From the hushed tones of opener Timestretched to the plodding finale The Beauty Regime, Regeneration seems to go out of its way to leave past jauntiness behind. There is, not entirely sadly, nothing here about coaches, woodsheds or Michael Caine characters. But we knew that long ago Neil Hannon had opted to shed the pretence and “be himself”, supposing he could remember who that was. We also knew that some changes would be necessary to keep the vision. Regeneration was eagerly awaited.
Musically, this album is not that much of a change of direction for The Divine Comedy, for the songs are every bit as glorious as their predecessors; and this is not really surprising, for the line-up is the same, with Hannon still accounting for all the songwriting credits.
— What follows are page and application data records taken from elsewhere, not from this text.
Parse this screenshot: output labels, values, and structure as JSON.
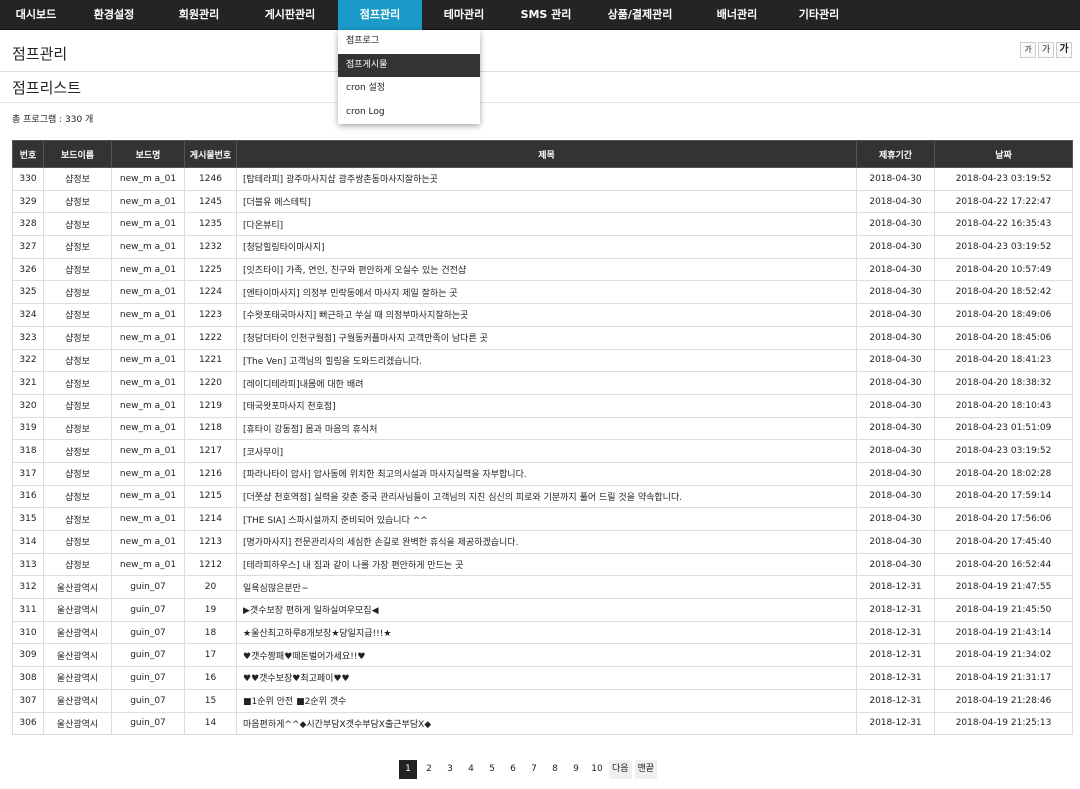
{
  "nav": {
    "items": [
      {
        "label": "대시보드",
        "w": 72
      },
      {
        "label": "환경설정",
        "w": 84
      },
      {
        "label": "회원관리",
        "w": 86
      },
      {
        "label": "게시판관리",
        "w": 96
      },
      {
        "label": "점프관리",
        "w": 84
      },
      {
        "label": "테마관리",
        "w": 84
      },
      {
        "label": "SMS 관리",
        "w": 80
      },
      {
        "label": "상품/결제관리",
        "w": 108
      },
      {
        "label": "배너관리",
        "w": 86
      },
      {
        "label": "기타관리",
        "w": 78
      }
    ]
  },
  "dropdown": {
    "items": [
      "점프로그",
      "점프게시물",
      "cron 설정",
      "cron Log"
    ]
  },
  "header": {
    "title": "점프관리",
    "font_small": "가",
    "font_medium": "가",
    "font_large": "가"
  },
  "sub": {
    "title": "점프리스트"
  },
  "total": "총 프로그램 : 330 개",
  "table": {
    "headers": [
      "번호",
      "보드이름",
      "보드명",
      "게시물번호",
      "제목",
      "제휴기간",
      "날짜"
    ],
    "rows": [
      [
        "330",
        "샵정보",
        "new_m a_01",
        "1246",
        "[탑테라피] 광주마사지샵 광주쌍촌동마사지잘하는곳",
        "2018-04-30",
        "2018-04-23 03:19:52"
      ],
      [
        "329",
        "샵정보",
        "new_m a_01",
        "1245",
        "[더블유 에스테틱]",
        "2018-04-30",
        "2018-04-22 17:22:47"
      ],
      [
        "328",
        "샵정보",
        "new_m a_01",
        "1235",
        "[다온뷰티]",
        "2018-04-30",
        "2018-04-22 16:35:43"
      ],
      [
        "327",
        "샵정보",
        "new_m a_01",
        "1232",
        "[청담힐링타이마사지]",
        "2018-04-30",
        "2018-04-23 03:19:52"
      ],
      [
        "326",
        "샵정보",
        "new_m a_01",
        "1225",
        "[잇츠타이] 가족, 연인, 친구와 편안하게 오실수 있는 건전샵",
        "2018-04-30",
        "2018-04-20 10:57:49"
      ],
      [
        "325",
        "샵정보",
        "new_m a_01",
        "1224",
        "[엔타이마사지] 의정부 민락동에서 마사지 제일 잘하는 곳",
        "2018-04-30",
        "2018-04-20 18:52:42"
      ],
      [
        "324",
        "샵정보",
        "new_m a_01",
        "1223",
        "[수왓포태국마사지] 뻐근하고 쑤실 때 의정부마사지잘하는곳",
        "2018-04-30",
        "2018-04-20 18:49:06"
      ],
      [
        "323",
        "샵정보",
        "new_m a_01",
        "1222",
        "[청담더타이 인천구월점] 구월동커플마사지 고객만족이 남다른 곳",
        "2018-04-30",
        "2018-04-20 18:45:06"
      ],
      [
        "322",
        "샵정보",
        "new_m a_01",
        "1221",
        "[The Ven] 고객님의 힐링을 도와드리겠습니다.",
        "2018-04-30",
        "2018-04-20 18:41:23"
      ],
      [
        "321",
        "샵정보",
        "new_m a_01",
        "1220",
        "[레이디테라피]내몸에 대한 배려",
        "2018-04-30",
        "2018-04-20 18:38:32"
      ],
      [
        "320",
        "샵정보",
        "new_m a_01",
        "1219",
        "[태국왓포마사지 천호점]",
        "2018-04-30",
        "2018-04-20 18:10:43"
      ],
      [
        "319",
        "샵정보",
        "new_m a_01",
        "1218",
        "[휴타이 강동점] 몸과 마음의 휴식처",
        "2018-04-30",
        "2018-04-23 01:51:09"
      ],
      [
        "318",
        "샵정보",
        "new_m a_01",
        "1217",
        "[코사무이]",
        "2018-04-30",
        "2018-04-23 03:19:52"
      ],
      [
        "317",
        "샵정보",
        "new_m a_01",
        "1216",
        "[파라나타이 압사] 압사동에 위치한 최고의시설과 마사지실력을 자부합니다.",
        "2018-04-30",
        "2018-04-20 18:02:28"
      ],
      [
        "316",
        "샵정보",
        "new_m a_01",
        "1215",
        "[더쭛샵 천호역점] 실력을 갖춘 중국 관리사님들이 고객님의 지친 심신의 피로와 기분까지 풀어 드릴 것을 약속합니다.",
        "2018-04-30",
        "2018-04-20 17:59:14"
      ],
      [
        "315",
        "샵정보",
        "new_m a_01",
        "1214",
        "[THE SIA] 스파시설까지 준비되어 있습니다 ^^",
        "2018-04-30",
        "2018-04-20 17:56:06"
      ],
      [
        "314",
        "샵정보",
        "new_m a_01",
        "1213",
        "[명가마사지] 전문관리사의 세심한 손길로 완벽한 휴식을 제공하겠습니다.",
        "2018-04-30",
        "2018-04-20 17:45:40"
      ],
      [
        "313",
        "샵정보",
        "new_m a_01",
        "1212",
        "[테라피하우스] 내 집과 같이 나를 가장 편안하게 만드는 곳",
        "2018-04-30",
        "2018-04-20 16:52:44"
      ],
      [
        "312",
        "울산광역시",
        "guin_07",
        "20",
        "일욕심많은분만~",
        "2018-12-31",
        "2018-04-19 21:47:55"
      ],
      [
        "311",
        "울산광역시",
        "guin_07",
        "19",
        "▶갯수보장 편하게 일하실여우모집◀",
        "2018-12-31",
        "2018-04-19 21:45:50"
      ],
      [
        "310",
        "울산광역시",
        "guin_07",
        "18",
        "★울산최고하루8개보장★당일지급!!!★",
        "2018-12-31",
        "2018-04-19 21:43:14"
      ],
      [
        "309",
        "울산광역시",
        "guin_07",
        "17",
        "♥갯수짱패♥떼돈벌어가세요!!♥",
        "2018-12-31",
        "2018-04-19 21:34:02"
      ],
      [
        "308",
        "울산광역시",
        "guin_07",
        "16",
        "♥♥갯수보장♥최고페이♥♥",
        "2018-12-31",
        "2018-04-19 21:31:17"
      ],
      [
        "307",
        "울산광역시",
        "guin_07",
        "15",
        "■1순위 안전 ■2순위 갯수",
        "2018-12-31",
        "2018-04-19 21:28:46"
      ],
      [
        "306",
        "울산광역시",
        "guin_07",
        "14",
        "마음편하게^^◆시간부담X갯수부담X출근부담X◆",
        "2018-12-31",
        "2018-04-19 21:25:13"
      ]
    ]
  },
  "pagination": {
    "pages": [
      "1",
      "2",
      "3",
      "4",
      "5",
      "6",
      "7",
      "8",
      "9",
      "10"
    ],
    "current": "1",
    "next": "다음",
    "last": "맨끝"
  }
}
In the main, the arrangements and instrumentation are simpler and rather more stripped down than anything that went before. As Hannon acknowledged, the last studio album featured over 100 musicians – things were getting ridiculous. Despite the back-to-basics approach, Regeneration is still easily recognised as a product of the same band, albeit with the addition of producer Nigel Godrich.
The notable changes to The Divine Comedy are many and varied but have rather more to do with marketing and subjects with which to make up column inches. There was Hannon’s marriage to Orla Little, the addition of Godrich, new label Parlophone, no picture of Neil on the cover of the new singles and album, the album being named after one of the songs; and new scruffy attire and hair length which, when combined, make Hannon look at least ten years younger than when he was stuffed into a suit.
So what’s it all add up to? Well, there are real moments on Regeneration, already suffering comparisons with labelmates Radiohead, also produced by Godrich. But there is also a smattering of music-by-numbers and, considering Hannon’s talent, this is all the more annoying. Perfect Lovesong even mentions The Beatles and The Beach Boys and sounds like Billy Joel‘s Uptown Girl getting into bed with The Beatles’ The Fool On The Hill.
That said, the good moments just about win the day, for there are many of them. Lost Property is simply beautiful, with fragile Thom Yorke-esque vocals melding well with a rhythm section which sounds like it has been paying close attention to Air‘s Premiers Symptomes, while Joby Talbot‘s piano emphasises the classy chord sequence. Eye Of The Needle lyrically retreads old ground about religion and secularism yet musically offers a quite stunning melody and many recognisable Godrich-induced effects which would sound at home on Radiohead‘s Kid A.
Mastermind is musically the definition of lovely, with baritone humming in the background towards the end which can’t fail to engender feelings of goodwill. Note To Self, although polished to perfection, is the edgiest thing Hannon has recorded and is the perfect antidote to Perfect Lovesong, which it immediately follows.
Hannon recently remarked that all his previous singles sounded like they had been one hit wonders, even if there were eight or nine of them. Regeneration has much more depth and is clearly rooted far more in the writer’s experiences than anything that went before, such as the set-piece concept of Promenade or the wry, detached observation which characterised Fin de Siecle.
Yet without set pieces and observations, Hannon’s lyrics show him up to be simply a damned good songwriter and musician with a first-rate voice. The lyrics say little more than he is happy with his lot. Perhaps, then, what Regeneration adds up to and what makes it rather special is its ability to marry stripped-down beats and arrangements which suggest angst, with lyrics which are overwhelmingly positive. Whatever minor criticism may be made, he gets away with it. If it was this effect Hannon was after, he has achieved it with some aplomb.